Exercise description ::
Write how many lines in the records below include the string "桥接模式". No other text should be given.

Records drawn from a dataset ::
--------------------------------
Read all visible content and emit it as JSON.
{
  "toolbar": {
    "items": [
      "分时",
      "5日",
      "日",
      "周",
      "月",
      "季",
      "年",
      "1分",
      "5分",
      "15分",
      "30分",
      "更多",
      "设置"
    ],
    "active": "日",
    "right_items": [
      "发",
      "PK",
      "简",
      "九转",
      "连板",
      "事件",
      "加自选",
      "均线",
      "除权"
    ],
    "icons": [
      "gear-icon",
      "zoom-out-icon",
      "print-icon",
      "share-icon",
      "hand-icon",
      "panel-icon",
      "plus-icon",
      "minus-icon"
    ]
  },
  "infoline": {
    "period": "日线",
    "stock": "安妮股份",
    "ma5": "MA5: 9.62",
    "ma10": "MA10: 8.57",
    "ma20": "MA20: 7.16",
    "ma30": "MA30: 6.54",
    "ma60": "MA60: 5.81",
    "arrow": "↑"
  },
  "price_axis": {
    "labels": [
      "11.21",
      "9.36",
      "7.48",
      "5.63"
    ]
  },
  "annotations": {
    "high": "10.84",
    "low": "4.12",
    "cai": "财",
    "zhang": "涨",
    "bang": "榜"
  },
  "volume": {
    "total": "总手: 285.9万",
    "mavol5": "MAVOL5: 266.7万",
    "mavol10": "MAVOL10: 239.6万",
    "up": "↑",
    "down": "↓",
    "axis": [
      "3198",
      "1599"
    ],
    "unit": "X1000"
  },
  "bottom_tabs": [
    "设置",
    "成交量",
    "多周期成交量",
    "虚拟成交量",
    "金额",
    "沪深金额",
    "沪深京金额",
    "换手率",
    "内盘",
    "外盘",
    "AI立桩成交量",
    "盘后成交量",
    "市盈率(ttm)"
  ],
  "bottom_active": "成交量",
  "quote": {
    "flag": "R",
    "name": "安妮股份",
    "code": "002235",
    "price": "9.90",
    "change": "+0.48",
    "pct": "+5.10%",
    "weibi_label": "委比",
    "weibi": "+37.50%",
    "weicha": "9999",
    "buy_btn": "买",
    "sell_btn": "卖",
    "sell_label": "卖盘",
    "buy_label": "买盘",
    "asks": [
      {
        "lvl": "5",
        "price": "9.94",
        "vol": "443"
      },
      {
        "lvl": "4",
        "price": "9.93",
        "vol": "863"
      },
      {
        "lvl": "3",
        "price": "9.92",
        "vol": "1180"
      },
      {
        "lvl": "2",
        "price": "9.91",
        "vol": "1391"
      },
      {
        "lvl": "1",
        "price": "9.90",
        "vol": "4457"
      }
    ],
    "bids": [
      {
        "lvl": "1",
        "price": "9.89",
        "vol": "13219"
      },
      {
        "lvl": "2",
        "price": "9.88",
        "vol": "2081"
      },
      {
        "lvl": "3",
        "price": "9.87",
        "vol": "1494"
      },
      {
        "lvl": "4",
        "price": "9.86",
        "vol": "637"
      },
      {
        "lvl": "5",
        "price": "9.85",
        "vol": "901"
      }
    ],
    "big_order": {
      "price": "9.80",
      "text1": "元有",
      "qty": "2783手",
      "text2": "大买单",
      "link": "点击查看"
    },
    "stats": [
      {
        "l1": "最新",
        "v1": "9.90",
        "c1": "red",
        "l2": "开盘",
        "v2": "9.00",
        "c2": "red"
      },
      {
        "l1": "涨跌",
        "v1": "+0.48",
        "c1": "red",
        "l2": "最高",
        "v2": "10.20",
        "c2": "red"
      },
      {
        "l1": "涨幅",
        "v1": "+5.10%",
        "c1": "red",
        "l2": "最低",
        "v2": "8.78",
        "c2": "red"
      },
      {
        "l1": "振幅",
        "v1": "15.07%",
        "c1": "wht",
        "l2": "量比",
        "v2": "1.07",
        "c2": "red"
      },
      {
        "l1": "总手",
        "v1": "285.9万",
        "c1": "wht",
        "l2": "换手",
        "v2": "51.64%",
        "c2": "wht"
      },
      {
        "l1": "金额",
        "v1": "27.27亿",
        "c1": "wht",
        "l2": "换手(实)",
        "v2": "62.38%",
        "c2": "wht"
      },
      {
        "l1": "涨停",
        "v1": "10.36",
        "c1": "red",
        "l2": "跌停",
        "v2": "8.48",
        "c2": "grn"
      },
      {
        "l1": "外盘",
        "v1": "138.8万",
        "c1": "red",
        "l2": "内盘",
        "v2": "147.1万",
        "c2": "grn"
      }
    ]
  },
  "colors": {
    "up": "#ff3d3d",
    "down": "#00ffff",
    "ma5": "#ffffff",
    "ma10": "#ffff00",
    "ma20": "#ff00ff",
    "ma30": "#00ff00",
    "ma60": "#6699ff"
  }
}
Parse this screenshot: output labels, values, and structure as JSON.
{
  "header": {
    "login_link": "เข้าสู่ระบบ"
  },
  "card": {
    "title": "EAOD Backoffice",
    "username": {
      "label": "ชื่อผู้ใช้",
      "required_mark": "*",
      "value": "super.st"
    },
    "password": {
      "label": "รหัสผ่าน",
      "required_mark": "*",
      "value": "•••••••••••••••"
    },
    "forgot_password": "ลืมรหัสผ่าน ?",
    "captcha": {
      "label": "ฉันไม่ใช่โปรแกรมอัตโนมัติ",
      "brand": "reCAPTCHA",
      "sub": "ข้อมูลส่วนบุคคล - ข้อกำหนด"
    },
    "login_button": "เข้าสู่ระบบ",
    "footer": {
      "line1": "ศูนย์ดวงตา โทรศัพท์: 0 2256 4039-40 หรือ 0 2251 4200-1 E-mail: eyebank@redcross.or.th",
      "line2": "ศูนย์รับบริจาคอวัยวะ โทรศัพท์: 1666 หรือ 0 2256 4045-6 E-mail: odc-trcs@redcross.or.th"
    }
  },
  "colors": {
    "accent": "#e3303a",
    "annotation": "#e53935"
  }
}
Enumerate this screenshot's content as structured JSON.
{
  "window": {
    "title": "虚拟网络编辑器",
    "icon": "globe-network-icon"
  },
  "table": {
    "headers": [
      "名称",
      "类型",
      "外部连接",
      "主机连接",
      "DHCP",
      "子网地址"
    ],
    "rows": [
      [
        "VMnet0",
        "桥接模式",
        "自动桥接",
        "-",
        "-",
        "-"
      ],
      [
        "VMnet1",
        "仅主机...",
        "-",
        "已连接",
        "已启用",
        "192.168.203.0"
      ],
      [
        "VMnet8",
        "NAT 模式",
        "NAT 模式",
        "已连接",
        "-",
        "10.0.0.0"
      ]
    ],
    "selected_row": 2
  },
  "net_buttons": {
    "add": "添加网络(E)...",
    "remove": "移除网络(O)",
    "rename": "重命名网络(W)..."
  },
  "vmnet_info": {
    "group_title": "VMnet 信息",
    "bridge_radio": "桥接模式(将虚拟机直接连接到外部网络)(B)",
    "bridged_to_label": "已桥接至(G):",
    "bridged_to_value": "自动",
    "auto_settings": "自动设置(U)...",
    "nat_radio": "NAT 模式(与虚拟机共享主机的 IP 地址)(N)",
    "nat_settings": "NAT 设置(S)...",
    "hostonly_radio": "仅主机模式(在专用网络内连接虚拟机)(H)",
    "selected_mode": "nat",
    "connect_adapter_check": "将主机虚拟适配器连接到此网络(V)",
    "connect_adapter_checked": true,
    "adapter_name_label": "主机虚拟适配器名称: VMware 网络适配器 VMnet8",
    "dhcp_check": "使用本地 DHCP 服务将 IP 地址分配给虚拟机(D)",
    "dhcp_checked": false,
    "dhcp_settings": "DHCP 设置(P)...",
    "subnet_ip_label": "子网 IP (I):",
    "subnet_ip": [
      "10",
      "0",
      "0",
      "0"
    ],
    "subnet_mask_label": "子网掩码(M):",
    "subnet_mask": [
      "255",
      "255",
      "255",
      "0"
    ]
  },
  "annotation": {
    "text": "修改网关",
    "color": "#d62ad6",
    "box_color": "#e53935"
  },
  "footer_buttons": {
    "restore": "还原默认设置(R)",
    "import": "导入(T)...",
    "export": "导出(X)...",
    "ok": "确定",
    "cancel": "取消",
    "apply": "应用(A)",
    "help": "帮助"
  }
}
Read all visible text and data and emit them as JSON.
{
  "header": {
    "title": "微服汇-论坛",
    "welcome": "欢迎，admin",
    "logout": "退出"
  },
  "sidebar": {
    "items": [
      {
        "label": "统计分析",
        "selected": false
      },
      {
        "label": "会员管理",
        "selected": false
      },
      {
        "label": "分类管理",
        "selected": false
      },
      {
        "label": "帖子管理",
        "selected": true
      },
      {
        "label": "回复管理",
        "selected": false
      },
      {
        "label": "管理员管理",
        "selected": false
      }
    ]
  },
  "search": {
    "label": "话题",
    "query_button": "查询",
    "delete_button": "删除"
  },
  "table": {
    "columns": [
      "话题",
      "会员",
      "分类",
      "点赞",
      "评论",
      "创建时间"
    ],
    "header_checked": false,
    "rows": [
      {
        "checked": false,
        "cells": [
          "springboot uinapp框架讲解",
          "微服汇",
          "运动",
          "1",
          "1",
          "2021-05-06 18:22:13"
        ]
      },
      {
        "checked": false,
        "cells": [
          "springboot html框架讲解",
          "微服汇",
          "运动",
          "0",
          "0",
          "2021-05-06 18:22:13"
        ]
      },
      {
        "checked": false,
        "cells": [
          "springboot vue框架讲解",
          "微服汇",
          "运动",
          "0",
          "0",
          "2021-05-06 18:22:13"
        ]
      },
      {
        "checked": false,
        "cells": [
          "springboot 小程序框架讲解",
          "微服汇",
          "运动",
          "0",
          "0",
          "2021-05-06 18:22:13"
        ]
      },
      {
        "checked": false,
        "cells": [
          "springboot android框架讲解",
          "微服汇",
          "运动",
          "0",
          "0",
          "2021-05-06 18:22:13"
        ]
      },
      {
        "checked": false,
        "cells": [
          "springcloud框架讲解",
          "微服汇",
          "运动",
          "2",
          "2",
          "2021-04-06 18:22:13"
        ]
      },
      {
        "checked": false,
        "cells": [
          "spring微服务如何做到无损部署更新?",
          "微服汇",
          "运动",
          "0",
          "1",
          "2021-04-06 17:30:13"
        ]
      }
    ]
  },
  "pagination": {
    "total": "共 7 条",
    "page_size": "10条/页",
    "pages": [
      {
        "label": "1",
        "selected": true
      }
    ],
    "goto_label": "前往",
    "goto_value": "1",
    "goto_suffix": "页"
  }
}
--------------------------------
Your response ::
2